Globalisation and Poverty: a Connected World
Full course description
This course introduces students to current research on the interrelationship of globalization and poverty as characterized by contemporary development challenges. The course explores the ways in which our world is interconnected through commodities; economic and social interdependencies; and common institutions, challenges and risks we face. The course uses the conceptual lenses of ‘globalisation’ and ‘poverty’ to investigate cross-cutting topics in development – such as migration and mobility, health, and environment – from a variety of disciplinary perspectives. In addition, the course introduces students to theoretical approaches from transnationalism and from science and technology studies (STS) in order to research linkages between the Global North and South and within the Global South in connection with GDS4003, Transnational Migrant Networks and Flows, and GDS4004, STS for Development in a Global Context, taken in parallel to this course.
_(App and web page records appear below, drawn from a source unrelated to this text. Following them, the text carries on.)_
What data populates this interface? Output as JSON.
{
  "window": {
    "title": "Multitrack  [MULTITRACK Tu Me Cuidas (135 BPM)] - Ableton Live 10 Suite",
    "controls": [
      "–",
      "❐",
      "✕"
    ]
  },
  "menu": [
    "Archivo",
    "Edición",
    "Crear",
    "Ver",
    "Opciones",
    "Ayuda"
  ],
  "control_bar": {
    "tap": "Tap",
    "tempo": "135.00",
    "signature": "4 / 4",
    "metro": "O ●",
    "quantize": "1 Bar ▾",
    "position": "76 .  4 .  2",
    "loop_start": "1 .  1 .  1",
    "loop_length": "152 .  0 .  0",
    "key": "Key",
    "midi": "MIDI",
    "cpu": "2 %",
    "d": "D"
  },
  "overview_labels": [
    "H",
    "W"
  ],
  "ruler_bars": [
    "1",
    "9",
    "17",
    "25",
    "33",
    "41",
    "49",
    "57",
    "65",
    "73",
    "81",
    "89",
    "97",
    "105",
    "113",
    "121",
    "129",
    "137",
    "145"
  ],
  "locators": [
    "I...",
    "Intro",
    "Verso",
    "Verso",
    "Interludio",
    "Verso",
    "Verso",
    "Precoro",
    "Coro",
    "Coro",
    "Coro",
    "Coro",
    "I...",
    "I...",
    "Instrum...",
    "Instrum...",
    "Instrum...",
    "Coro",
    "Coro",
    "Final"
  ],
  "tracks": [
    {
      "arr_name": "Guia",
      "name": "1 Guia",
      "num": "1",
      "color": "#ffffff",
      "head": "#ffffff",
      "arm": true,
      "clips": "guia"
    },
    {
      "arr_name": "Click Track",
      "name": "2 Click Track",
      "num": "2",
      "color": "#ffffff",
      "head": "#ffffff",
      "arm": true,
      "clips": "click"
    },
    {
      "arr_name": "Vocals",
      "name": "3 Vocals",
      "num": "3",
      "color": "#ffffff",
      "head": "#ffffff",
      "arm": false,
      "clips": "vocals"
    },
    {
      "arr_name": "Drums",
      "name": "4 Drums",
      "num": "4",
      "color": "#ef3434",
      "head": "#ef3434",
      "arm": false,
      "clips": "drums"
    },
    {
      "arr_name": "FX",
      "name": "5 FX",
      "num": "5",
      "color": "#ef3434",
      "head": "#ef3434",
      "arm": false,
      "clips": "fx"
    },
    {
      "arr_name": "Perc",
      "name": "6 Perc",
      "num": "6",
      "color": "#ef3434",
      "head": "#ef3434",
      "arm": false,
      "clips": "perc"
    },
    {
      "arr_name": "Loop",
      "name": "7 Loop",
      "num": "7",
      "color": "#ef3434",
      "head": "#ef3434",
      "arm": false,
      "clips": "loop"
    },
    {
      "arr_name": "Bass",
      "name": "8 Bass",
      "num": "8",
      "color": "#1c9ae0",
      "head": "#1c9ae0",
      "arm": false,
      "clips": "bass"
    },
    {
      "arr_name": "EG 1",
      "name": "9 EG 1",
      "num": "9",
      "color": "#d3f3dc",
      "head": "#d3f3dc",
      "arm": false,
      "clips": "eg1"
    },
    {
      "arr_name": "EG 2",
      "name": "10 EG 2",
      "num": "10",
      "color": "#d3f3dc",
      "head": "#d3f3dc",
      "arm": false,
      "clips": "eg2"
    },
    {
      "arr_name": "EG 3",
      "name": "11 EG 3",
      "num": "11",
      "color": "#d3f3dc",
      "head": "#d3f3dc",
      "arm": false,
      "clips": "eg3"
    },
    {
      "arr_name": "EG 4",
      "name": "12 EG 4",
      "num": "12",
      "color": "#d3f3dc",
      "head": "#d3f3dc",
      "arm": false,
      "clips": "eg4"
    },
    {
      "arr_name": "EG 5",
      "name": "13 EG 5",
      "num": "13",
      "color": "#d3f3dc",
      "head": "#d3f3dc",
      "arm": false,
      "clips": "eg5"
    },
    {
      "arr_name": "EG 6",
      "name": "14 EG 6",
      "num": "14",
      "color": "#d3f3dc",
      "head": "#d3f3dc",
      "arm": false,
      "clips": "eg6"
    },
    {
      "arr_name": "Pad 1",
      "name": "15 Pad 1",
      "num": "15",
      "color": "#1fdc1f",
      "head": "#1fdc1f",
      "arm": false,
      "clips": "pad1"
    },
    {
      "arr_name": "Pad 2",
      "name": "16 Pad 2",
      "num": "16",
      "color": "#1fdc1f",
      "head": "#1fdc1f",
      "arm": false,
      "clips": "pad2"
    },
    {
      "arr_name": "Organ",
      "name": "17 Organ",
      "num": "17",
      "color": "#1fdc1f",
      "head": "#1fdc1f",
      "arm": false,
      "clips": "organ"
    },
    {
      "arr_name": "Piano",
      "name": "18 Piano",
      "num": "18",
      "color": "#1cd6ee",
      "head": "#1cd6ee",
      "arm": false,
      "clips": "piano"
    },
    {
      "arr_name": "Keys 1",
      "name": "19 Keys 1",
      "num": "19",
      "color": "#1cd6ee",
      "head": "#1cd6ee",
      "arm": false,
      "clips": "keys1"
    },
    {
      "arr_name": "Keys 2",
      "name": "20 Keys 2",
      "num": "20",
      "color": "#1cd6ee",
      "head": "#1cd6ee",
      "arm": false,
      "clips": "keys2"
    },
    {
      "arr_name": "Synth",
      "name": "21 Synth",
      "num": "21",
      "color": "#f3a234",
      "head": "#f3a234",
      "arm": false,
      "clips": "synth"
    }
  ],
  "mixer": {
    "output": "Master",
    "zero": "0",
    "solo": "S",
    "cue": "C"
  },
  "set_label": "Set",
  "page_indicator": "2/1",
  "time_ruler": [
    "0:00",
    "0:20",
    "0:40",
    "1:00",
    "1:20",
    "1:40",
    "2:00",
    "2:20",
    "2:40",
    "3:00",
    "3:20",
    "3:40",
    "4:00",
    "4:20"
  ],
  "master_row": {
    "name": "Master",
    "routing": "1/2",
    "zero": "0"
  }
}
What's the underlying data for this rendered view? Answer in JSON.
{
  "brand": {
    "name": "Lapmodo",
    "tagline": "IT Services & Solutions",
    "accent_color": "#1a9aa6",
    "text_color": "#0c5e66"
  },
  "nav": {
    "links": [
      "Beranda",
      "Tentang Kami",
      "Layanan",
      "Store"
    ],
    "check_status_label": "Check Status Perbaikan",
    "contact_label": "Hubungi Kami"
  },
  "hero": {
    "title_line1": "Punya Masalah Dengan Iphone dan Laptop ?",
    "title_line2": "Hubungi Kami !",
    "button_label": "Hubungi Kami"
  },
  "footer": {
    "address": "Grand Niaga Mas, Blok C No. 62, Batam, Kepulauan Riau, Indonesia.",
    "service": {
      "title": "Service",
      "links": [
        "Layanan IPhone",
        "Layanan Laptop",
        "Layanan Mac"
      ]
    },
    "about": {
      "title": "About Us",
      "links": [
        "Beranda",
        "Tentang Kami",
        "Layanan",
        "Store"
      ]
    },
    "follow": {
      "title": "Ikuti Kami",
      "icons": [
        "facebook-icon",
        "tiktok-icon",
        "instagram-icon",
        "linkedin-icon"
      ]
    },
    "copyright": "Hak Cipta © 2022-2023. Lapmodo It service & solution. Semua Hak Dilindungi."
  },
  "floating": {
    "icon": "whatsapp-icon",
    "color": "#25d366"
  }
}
In so doing, this course presents students with an introduction to contemporary development issues in terms of the challenges and opportunities that globalization presents.
After completion of this course, students are able to:
- identify actors in and explain how globalisation and poverty impact on contemporary development challenges;
- critically assess and engage with theoretical and empirical academic work on globalisation and poverty;
- describe and evaluate global flows using a recognized empirical approach (e.g. a socio-economic biography of an everyday object, global value chain analysis) to document the movement and transformation of materials;
- recognize how poverty, inequalities and vulnerabilities are conceptualised and measured;
- evaluate how different concepts of poverty link to different possible strategies for reducing poverty;
- conduct a data and literature search in reliable academic research;
- position oneself in an academic debate through reading, discussion and writing;
- write an argumentative academic paper, based on secondary data collection and a literature review;
- develop an original analytical perspective by applying a theoretical approach to gathered data in an academic paper.
The courses: GDS4000 and GDS4002